    Michael Douglas, in a spellbinding performance, plays William Foster, a man who totally collapses emotionally while stuck in traffic one morning. He ditches his car, leaving it right in the middle of the roadway, and begins an on-foot trek ‘home’ through the streets of Los Angeles. What follows is a day of extremely tempermental and violent behavior from Foster, lashing out against a Korean shop owner who ‘won’t make change’, Latino gang members who accuse him of invading their territory, a fast food restaurant that’s ‘stopped serving breakfast’, and a neo-Nazi gun shop owner who already has some frightening issues of his own.

    With its story of a white man ‘fighting back’ against urban decay, “Falling Down” is similar to the 1970 film “Joe” (starring Peter Boyle). A deeper peek though reveals “Falling Down” to be kind of a cross between “Five Easy Pieces” and “Taxi Driver”, both masterpieces in their own right–William Foster’s wildly erratic and tempermental behavior strongly brings to mind the former’s Robert Dupea (Jack Nicholson), while the good-guy-turned-violent reactionary element of Foster isn’t too far off from the latter’s Travis Bickle (Robert De Niro).

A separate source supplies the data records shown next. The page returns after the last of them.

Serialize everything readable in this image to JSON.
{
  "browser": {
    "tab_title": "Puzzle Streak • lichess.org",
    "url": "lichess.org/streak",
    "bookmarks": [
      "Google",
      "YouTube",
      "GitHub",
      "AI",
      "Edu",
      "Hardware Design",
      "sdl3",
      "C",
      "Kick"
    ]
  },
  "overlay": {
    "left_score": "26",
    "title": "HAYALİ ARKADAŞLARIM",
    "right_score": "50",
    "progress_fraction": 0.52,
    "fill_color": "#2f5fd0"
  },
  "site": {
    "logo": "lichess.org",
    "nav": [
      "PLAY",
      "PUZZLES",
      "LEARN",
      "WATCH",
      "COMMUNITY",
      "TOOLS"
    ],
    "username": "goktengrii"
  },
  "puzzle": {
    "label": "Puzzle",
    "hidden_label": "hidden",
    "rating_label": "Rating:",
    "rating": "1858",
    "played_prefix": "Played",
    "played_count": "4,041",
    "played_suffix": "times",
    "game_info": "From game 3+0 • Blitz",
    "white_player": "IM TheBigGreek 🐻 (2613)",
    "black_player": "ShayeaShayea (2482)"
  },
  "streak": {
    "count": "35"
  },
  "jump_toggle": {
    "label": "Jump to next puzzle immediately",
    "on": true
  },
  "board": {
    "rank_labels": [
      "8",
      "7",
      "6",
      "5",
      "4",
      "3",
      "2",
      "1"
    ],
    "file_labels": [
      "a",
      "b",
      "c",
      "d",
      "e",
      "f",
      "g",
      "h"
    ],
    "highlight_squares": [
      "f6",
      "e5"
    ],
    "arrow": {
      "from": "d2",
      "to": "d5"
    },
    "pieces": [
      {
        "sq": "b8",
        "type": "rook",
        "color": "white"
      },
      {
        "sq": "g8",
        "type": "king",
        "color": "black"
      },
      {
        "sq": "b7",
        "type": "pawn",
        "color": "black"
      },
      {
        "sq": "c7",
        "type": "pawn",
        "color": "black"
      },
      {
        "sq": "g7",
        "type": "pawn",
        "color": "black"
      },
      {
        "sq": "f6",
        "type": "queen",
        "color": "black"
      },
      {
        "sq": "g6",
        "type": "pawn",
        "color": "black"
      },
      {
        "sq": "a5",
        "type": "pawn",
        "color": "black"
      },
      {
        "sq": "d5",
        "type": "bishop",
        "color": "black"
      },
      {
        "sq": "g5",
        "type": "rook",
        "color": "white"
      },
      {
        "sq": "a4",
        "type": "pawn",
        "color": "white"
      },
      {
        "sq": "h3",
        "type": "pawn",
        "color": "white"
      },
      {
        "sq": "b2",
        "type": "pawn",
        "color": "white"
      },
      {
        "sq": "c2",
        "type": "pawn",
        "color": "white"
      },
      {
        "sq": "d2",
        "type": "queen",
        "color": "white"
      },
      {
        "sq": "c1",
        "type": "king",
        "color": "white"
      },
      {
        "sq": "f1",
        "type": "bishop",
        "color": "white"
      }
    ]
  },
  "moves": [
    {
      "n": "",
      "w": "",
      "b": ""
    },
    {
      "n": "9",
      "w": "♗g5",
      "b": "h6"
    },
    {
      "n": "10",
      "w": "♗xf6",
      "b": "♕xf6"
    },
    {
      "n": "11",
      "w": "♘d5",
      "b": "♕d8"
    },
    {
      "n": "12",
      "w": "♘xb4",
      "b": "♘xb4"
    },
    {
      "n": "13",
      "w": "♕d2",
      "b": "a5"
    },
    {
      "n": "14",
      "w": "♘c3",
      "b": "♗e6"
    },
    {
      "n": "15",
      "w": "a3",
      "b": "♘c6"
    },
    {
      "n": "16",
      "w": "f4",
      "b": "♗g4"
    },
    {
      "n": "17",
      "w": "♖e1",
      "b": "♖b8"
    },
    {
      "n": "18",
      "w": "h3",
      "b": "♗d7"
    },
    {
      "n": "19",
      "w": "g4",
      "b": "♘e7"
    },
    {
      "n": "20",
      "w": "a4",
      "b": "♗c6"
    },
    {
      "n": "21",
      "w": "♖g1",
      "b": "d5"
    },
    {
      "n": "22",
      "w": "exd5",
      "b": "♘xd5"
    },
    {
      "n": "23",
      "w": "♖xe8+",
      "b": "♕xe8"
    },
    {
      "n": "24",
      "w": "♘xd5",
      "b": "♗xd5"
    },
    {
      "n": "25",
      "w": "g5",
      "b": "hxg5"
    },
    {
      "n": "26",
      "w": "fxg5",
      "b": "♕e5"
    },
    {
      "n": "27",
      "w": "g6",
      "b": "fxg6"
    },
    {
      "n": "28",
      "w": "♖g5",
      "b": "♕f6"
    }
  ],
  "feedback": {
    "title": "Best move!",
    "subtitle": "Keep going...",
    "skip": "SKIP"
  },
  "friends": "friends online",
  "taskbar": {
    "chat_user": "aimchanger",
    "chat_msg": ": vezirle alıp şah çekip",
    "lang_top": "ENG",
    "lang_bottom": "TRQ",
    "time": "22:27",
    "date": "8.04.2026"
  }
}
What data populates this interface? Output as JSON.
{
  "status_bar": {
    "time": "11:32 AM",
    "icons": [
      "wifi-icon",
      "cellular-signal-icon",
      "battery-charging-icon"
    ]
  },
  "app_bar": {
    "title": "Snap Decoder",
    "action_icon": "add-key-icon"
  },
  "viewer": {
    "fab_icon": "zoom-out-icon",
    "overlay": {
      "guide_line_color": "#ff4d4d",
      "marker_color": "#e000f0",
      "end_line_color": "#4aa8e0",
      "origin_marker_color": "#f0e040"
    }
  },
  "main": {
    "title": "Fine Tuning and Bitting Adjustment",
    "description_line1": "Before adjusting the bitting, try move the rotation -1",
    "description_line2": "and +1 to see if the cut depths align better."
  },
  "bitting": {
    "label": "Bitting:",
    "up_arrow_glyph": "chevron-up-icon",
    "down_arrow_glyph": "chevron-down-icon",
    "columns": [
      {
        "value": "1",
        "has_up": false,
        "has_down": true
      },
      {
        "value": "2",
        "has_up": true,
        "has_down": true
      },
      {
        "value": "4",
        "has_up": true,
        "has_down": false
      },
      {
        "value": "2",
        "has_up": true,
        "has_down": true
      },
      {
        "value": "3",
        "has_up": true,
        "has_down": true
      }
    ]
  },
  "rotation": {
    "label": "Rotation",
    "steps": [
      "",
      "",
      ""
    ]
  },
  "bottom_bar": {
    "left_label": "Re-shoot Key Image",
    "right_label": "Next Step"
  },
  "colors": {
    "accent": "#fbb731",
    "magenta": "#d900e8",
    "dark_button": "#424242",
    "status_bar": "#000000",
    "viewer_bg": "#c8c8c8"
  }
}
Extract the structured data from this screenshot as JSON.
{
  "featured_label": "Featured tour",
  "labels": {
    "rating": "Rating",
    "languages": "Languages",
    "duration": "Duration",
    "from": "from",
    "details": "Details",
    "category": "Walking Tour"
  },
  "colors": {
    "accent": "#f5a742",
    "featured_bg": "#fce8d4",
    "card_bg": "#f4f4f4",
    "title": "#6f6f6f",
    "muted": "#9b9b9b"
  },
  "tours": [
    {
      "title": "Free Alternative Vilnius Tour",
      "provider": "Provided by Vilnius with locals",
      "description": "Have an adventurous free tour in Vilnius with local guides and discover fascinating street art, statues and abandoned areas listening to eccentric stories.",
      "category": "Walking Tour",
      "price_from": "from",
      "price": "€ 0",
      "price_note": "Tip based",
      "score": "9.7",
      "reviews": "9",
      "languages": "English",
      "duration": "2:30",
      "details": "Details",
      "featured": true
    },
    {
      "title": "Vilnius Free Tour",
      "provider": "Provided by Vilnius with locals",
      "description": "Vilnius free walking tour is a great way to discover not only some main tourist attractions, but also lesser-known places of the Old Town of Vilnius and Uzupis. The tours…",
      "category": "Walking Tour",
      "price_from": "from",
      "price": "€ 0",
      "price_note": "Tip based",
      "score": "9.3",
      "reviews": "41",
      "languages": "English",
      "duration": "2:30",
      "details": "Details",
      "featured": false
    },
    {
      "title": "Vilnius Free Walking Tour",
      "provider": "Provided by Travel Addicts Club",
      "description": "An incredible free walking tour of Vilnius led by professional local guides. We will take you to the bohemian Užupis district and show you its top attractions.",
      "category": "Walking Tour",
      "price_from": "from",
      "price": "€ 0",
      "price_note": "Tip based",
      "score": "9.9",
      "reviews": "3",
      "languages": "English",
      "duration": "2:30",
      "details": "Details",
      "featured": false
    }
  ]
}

    Michael Douglas is clearly the perfect actor for the role of William Foster. Douglas’ terrific knacks for subtlety and dry humor are key ingredients to making his character, despite all of his fits of violence, frighteningly sympathetic. It never appears that Foster derives any amount of pleasure or satisfaction from his violent reactions–it’s as if he thinks he is merely ‘bringing justice’ to the inadequacies of everyday life.

    We learn that Foster’s ultimate destination is to return to his ex-wife’s home for his daughter’s birthday. We learn from the ex-wife (played by Barbara Hershey) that she has a court order against him from seeing her or the daughter. She admits that he never actually resorted to violence against her on the daughter, but that she “thinks he could”.

    Robert Duvall plays Prendergast, an about-to-retire cop. Despite the fact that it’s originally intended to be Prendergast’s last day on the job, he becomes immersed in the trail being left by Foster. The two finally encounter each other in the movie’s powerful ‘big climax’–by this time, Foster has definitely reached the point of insanity, or as he says in his own words a bit earlier on in the film, “past the point of no return”.

    Michael Douglas makes it seems as though this kind of devastating emotional collapse could easily happen to just about any ‘average Joe’, and that’s where a great deal of the film’s power lies. “Falling Down” is a thought-provoking movie that really stays with you.

    0

    Help other customers find the most helpful reviews 

    Was this review helpful to you? Yes
    No

Leave a Reply

Your email address will not be published. Required fields are marked *

*

spidermarkets-20
US
AKIAIUTABXCOUVJABGBA